There are many partners in the DDI alerting and screening process, including prescribers, pharmacists, pharmacy technicians, nurses, other healthcare providers, patients, and developers/marketers of DDI screening software. All must work together to continue the evolution of alerting systems and prevent important DDIs from reaching the patient.

References

  1. Rosholm JU, et al. Dan Med Bull 1998;45:210-3.
  2. Guedon-Moreau L, et al. Eur J Clin Pharmacol 2003;59:689-95.
  3. Malone DC, et al. Am J Health-Syst Pharm 2005;62:1983-91.
  4. Juurlink DN, et al. JAMA 2003;289:1652-8.
  5. Hamilton RA, et al. Pharmacotherapy 1998;18:1112-20.
  6. Weideman RA, et al. Am J Health-Syst Pharm 1999;56:1524-9.
  7. Becker ML, et al. Drug Safety 2005;28:371-8.
  8. Abarca J, et al. J Am Pharm Assoc 2004;44:136-41.
  9. Hazlet TK, et al. J Am Pharm Assoc 2001;41:200-4.
  10. Murphy JM, et al. Am J Health-Syst Pharm 2004;61:1484-7.
  11. Armstrong EP, Denemark CR. J Am Pharm Assoc 1998;38:149-54.
  12. Abarca J, et al. Community pharmacists’ perception of computerized drug-drug interaction alerts.
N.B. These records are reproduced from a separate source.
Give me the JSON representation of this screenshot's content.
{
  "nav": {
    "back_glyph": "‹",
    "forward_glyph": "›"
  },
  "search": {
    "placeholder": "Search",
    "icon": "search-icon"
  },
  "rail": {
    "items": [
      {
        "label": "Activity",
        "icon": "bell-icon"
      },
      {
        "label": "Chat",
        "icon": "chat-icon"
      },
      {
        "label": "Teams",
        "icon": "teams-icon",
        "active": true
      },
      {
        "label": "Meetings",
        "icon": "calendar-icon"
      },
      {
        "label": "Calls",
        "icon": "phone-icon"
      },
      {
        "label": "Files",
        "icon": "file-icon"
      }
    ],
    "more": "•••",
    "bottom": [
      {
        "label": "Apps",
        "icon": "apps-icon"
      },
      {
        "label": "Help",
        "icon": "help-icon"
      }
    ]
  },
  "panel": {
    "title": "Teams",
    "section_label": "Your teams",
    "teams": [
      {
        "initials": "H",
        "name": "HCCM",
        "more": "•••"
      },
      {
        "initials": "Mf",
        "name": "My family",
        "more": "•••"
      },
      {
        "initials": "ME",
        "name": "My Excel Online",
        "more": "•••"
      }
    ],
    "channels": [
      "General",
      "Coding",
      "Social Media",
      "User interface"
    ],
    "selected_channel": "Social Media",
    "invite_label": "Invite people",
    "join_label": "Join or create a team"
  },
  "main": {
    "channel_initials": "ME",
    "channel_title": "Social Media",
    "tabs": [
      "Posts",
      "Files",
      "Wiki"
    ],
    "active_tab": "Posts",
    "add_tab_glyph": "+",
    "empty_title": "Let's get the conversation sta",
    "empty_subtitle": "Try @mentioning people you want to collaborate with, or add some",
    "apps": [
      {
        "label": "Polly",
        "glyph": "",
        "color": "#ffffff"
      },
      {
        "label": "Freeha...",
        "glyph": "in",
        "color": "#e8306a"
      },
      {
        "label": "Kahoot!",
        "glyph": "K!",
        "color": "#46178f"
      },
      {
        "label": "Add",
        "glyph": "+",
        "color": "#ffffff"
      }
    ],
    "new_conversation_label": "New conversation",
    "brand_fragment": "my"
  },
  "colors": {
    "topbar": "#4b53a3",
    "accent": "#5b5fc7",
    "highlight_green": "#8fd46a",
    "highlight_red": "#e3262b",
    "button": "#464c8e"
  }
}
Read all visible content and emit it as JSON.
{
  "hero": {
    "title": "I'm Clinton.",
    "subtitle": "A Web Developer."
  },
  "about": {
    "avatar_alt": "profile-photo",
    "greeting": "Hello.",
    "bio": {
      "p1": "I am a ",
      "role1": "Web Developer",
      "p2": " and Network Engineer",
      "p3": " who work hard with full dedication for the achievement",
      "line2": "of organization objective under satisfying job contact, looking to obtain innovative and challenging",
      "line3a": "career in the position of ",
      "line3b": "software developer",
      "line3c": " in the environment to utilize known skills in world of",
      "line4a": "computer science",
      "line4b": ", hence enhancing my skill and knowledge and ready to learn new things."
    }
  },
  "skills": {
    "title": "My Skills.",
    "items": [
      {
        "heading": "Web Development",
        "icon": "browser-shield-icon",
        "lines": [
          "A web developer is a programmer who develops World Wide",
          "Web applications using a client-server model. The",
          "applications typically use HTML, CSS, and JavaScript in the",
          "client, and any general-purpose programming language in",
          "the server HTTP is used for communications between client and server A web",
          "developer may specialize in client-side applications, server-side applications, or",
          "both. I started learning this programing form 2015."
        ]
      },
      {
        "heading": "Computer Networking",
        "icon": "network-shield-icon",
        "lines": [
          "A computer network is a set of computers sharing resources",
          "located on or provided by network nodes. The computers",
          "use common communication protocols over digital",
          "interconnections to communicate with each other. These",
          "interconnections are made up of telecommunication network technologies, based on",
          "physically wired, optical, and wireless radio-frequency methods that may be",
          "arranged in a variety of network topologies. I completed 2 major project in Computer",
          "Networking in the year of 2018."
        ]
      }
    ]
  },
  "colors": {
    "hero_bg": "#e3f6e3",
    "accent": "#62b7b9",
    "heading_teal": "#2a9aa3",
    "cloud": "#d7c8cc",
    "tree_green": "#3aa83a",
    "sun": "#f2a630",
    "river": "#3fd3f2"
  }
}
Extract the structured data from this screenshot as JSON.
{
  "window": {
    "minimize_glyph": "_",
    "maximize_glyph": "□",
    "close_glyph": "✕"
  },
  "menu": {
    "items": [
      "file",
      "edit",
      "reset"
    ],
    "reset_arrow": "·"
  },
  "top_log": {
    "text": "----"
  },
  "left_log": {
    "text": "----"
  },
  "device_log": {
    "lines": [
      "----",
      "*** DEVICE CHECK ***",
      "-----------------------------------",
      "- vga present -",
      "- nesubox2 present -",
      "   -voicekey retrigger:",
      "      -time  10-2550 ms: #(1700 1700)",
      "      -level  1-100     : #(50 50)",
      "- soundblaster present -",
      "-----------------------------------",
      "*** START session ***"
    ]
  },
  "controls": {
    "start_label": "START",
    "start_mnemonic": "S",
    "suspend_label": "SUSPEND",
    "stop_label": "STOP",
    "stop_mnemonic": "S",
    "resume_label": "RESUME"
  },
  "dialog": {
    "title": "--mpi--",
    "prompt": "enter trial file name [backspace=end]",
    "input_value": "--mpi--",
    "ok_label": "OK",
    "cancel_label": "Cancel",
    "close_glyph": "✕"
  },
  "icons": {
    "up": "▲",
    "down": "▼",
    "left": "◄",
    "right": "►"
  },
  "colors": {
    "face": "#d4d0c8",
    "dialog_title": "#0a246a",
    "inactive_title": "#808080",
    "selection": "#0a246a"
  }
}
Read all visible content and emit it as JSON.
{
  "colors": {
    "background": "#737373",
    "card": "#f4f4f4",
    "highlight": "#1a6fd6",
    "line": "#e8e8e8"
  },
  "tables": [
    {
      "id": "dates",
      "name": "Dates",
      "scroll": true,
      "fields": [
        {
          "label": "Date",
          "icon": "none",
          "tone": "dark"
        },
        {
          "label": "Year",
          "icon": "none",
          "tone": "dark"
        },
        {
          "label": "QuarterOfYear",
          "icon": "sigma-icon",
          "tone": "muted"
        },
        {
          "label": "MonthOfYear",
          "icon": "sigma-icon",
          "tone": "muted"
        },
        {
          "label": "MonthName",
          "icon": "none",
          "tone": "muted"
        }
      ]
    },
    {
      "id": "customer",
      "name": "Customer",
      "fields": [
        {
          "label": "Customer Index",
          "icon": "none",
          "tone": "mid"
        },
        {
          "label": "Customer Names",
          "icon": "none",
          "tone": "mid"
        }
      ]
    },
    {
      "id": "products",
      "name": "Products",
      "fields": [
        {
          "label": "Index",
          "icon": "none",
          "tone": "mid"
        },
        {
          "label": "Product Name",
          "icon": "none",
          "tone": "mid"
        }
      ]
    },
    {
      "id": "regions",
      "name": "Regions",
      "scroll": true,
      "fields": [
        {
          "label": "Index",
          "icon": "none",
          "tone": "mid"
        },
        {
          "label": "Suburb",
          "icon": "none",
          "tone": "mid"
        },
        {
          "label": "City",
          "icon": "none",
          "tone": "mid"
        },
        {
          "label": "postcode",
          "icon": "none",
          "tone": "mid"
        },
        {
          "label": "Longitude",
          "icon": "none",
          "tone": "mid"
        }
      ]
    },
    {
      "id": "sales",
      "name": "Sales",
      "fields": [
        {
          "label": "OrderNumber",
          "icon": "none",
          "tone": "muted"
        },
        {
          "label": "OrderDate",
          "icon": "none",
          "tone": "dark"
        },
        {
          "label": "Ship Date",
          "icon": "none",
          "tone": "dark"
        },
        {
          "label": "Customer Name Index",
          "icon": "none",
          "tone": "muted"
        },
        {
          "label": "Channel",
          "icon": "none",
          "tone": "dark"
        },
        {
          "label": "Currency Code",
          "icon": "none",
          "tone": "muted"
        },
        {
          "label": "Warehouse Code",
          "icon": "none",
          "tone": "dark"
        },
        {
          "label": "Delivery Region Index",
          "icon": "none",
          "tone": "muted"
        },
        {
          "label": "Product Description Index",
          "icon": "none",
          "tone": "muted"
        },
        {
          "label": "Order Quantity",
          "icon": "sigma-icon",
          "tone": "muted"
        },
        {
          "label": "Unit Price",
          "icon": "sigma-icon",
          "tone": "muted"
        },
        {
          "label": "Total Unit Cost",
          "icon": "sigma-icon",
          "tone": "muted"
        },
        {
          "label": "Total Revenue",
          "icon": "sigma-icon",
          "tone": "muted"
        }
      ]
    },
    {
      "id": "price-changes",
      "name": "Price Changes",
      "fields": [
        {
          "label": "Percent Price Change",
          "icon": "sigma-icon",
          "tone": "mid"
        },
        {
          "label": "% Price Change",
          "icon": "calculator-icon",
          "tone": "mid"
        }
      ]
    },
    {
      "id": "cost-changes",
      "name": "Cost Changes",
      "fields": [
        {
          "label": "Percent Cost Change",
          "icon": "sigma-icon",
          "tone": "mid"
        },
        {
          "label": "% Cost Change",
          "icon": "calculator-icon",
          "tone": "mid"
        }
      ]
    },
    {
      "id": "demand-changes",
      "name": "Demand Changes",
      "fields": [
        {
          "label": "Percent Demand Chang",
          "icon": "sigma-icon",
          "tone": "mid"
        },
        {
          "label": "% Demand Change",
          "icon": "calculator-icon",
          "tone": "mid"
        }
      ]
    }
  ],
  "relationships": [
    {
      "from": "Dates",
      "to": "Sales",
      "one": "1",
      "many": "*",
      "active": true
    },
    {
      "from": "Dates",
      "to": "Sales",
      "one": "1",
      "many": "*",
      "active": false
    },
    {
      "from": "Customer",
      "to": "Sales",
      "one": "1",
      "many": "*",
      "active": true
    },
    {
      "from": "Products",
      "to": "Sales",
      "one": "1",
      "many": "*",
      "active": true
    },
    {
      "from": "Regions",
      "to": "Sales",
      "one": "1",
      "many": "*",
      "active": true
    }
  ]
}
Accepted J Am Pharm Assoc 2005.
  13. Armstrong EP, Markson TJ. J Am Pharm Assoc 1997;NS37:315-20.
  14. Magnus D, et al. J Clin Pharm Ther 2002;27:377-82.
  15. Cavuto NJ, et al. JAMA 1996;275:1086-7.
  16. Bergk V, et al. Clin Pharmacol Ther 2004;76:85-96.
  17. Malone DC, et al. J Am Pharm Assoc 2004;44:142-51.

Resources
University of Washington Drug Interaction Database W:depts.washington.edu/ventures/UW_Technology/Express_Licenses/DIDB.php
Medscape Multi-Drug Interaction Checker
Check for drug-drug interactions in a regimen of two or more drugs.
W:www.medscape.com/druginfo/druginterchecker?src=google”



Most read




Latest Issue

Be in the know
Subscribe to Hospital Pharmacy Europe newsletter and magazine